Clabby, Henry, School of Engineering and Applied Science, University of Virginia
Ibrahim, Ahmed, EN-Comp Science Dept, University of Virginia
Baritaud, Catherine, EN-Engineering and Society, University of Virginia

Every year, humans destroy thousands of square miles of the Amazon Rainforest. Each lost tree further exacerbates the planet’s already dire climate emergency, as it represents a loss of carbon dioxide consumption, a release of greenhouse gases, and often an increase in gas producing livestock on the newly cleared land. Yet, most people remain unaware, or at least unconcerned, as deforestation rates have been increasing in recent years. The Amazon Aid Foundation plans to put pressure on the governments and companies responsible for the deforestation by raising awareness through multiple avenues, including online education for middle school students. The Foundation’s site initially suffered from numerous design flaws, so the technical project sought to fix them and prepare the site for launch. The loosely coupled STS research studied how digital education’s innovators can encourage widespread adoption of their devices, for the benefit of organizations like Amazon Aid as well as startups trying to revolutionize modern education.
After working with two capstone teams in earlier years, Amazon Aid’s communications specialist Ben Eppard presented this capstone team with the learning site’s first iteration. Users could log into the site, post their thoughts about the Amazon to a collaborative blog, and play through a long educational game to learn about the rainforest and its deforestation. Unfortunately, the initial designers failed to consider that using password protected login for students forced middle school teachers to request special administrative permission to use the site, which most teachers were unwilling to do. Also, the lack of navigational features in the learning game made it cumbersome to progress through as a class. Users could only view the content linearly, unable to return to previously completed tasks.

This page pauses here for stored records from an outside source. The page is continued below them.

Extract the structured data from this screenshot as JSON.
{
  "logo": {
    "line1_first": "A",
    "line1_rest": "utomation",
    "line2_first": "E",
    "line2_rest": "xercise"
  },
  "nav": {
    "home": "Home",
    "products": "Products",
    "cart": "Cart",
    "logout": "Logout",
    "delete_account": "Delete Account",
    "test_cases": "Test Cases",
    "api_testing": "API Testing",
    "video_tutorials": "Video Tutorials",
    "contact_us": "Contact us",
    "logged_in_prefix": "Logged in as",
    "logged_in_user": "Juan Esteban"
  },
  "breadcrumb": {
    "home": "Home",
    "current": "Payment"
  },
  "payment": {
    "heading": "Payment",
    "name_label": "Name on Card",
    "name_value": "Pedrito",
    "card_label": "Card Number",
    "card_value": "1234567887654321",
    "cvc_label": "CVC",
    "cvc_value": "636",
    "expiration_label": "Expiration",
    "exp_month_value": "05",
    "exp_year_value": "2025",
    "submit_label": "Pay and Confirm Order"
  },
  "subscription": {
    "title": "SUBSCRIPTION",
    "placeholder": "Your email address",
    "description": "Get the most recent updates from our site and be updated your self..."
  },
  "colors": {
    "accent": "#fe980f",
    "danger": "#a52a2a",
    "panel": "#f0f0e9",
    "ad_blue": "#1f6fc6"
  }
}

To solve these problems, the capstone team restructured the login process so that students could log in with codes distributed from a central teacher account, allowing them to track progress without needing password protected accounts of their own. Additionally, the team gave users the ability to click back and forth among any unlocked content, so that classes could easily view material simultaneously. These improvements, along with various other new features and bug fixes, left the Foundation with an easily implemented and intuitively navigated learning site. By primarily addressing the needs of teachers, the capstone team minimized obstacles to adoption.
Despite the Internet’s rapidly expanding reach and the ever increasing abilities of the machine learning technology commonly employed in the digital education industry, traditional educators continue to resist major digital innovations. The STS research examined this phenomenon and sought to determine how innovators could promote further adoption. Included in the study were academic papers on the potential disadvantages to digital education, as well as the assets it could offer, and the results of numerous early stage experiments with new screen-based learning models.

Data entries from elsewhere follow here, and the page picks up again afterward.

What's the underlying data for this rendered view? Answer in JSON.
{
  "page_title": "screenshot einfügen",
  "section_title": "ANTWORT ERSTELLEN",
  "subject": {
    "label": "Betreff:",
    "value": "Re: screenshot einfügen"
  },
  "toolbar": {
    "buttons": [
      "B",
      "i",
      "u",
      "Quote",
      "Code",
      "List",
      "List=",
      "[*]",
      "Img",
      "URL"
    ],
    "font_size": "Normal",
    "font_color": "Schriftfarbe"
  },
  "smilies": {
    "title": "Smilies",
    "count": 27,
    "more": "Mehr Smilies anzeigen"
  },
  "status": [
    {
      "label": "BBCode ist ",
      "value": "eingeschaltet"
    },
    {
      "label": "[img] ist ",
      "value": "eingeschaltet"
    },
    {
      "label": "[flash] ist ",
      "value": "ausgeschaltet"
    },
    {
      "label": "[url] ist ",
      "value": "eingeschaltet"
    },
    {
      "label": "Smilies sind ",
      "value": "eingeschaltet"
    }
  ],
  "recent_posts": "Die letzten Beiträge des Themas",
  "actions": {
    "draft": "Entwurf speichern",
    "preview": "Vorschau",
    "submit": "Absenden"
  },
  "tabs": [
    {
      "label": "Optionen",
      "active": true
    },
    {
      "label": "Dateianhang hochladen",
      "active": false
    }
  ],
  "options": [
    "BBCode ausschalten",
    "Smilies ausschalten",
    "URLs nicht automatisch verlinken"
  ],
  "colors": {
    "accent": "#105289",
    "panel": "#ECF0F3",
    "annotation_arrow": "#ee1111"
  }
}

Researchers cited lower levels of reading comprehension when using screens as the primary reason to stick with traditional textbook and chalkboard-based learning, but, more importantly, digital education offers greatly increased personalization and worldwide online distribution at extremely low costs. Though, in schools that experimented with new digital methods and enjoyed these benefits, many teachers were forced to redesign curricula and learn new teaching styles without additional pay or time to do so. To solve this, the research concluded that innovators must primarily address the needs of teachers and other traditional educators, offering sufficient paid training, adequate transition time, and structuring material to best suit their goals. If teachers enjoy the innovations, they will recommend them to other educators, overcoming resistance to innovation through personal communication channels.

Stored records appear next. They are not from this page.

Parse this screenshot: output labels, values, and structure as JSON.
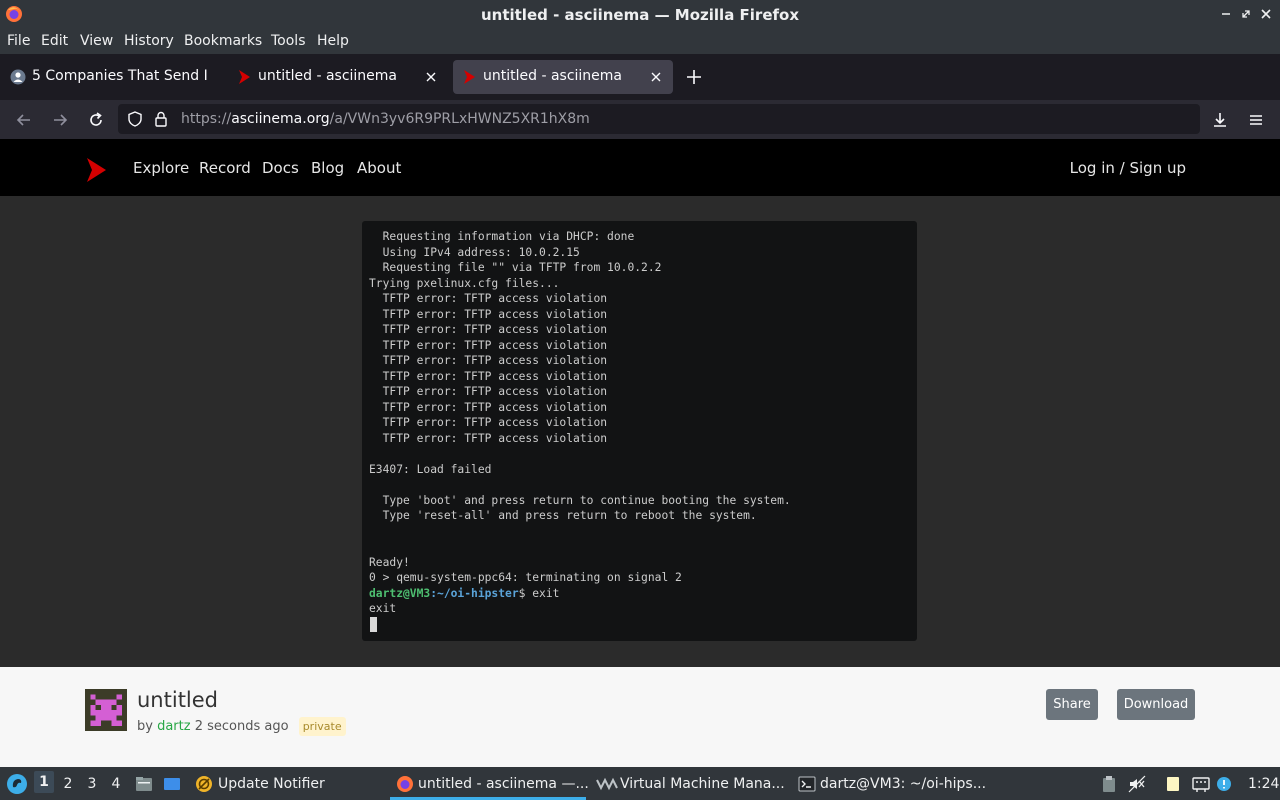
{
  "window": {
    "title": "untitled - asciinema — Mozilla Firefox"
  },
  "menu": [
    "File",
    "Edit",
    "View",
    "History",
    "Bookmarks",
    "Tools",
    "Help"
  ],
  "tabs": [
    {
      "label": "5 Companies That Send I",
      "icon": "user-icon",
      "active": false
    },
    {
      "label": "untitled - asciinema",
      "icon": "asciinema-icon",
      "active": false
    },
    {
      "label": "untitled - asciinema",
      "icon": "asciinema-icon",
      "active": true
    }
  ],
  "urlbar": {
    "scheme": "https://",
    "host": "asciinema.org",
    "path": "/a/VWn3yv6R9PRLxHWNZ5XR1hX8m"
  },
  "site": {
    "nav": [
      "Explore",
      "Record",
      "Docs",
      "Blog",
      "About"
    ],
    "login": "Log in / Sign up"
  },
  "terminal": {
    "lines": [
      "  Requesting information via DHCP: done",
      "  Using IPv4 address: 10.0.2.15",
      "  Requesting file \"\" via TFTP from 10.0.2.2",
      "Trying pxelinux.cfg files...",
      "  TFTP error: TFTP access violation",
      "  TFTP error: TFTP access violation",
      "  TFTP error: TFTP access violation",
      "  TFTP error: TFTP access violation",
      "  TFTP error: TFTP access violation",
      "  TFTP error: TFTP access violation",
      "  TFTP error: TFTP access violation",
      "  TFTP error: TFTP access violation",
      "  TFTP error: TFTP access violation",
      "  TFTP error: TFTP access violation",
      "",
      "E3407: Load failed",
      "",
      "  Type 'boot' and press return to continue booting the system.",
      "  Type 'reset-all' and press return to reboot the system.",
      "",
      "",
      "Ready!",
      "0 > qemu-system-ppc64: terminating on signal 2"
    ],
    "prompt_user": "dartz@VM3",
    "prompt_path": ":~/oi-hipster",
    "prompt_suffix": "$ exit",
    "last_line": "exit"
  },
  "recording": {
    "title": "untitled",
    "by": "by",
    "author": "dartz",
    "time": "2 seconds ago",
    "badge": "private",
    "share": "Share",
    "download": "Download"
  },
  "taskbar": {
    "workspaces": [
      "1",
      "2",
      "3",
      "4"
    ],
    "active_workspace": "1",
    "tasks": [
      {
        "label": "Update Notifier",
        "icon": "update-notifier-icon"
      },
      {
        "label": "untitled - asciinema —...",
        "icon": "firefox-icon",
        "active": true
      },
      {
        "label": "Virtual Machine Mana...",
        "icon": "vm-manager-icon"
      },
      {
        "label": "dartz@VM3: ~/oi-hips...",
        "icon": "terminal-icon"
      }
    ],
    "clock": "1:24"
  },
  "colors": {
    "accent": "#3daee9",
    "brand_red": "#d40000",
    "author_green": "#28a745"
  }
}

Failing to cater to teachers was the Amazon Aid Foundation’s fundamental flaw in designing their learning site, though they amended the error by reevaluating the importance of their various stakeholders. If innovators across the industry can do the same, the benefits of digital education could soon be fully enjoyed, leading to more effective schools, and better informed global citizens.

BS (Bachelor of Science)
Diffusion of Innovation, Online Education, Digital Education, Educational Technology

School of Engineering and Applied Science
Bachelor of Science in Computer Science
Technical Advisor: Ahmed Ibrahim
STS Advisor: Catherine Baritaud
Technical Team Members: Trevor Bedsaul, Ryan Coulter, Sammy Hecht, Dylan Peters, Teddy Vallar, and Rob Wallace

Issued Date: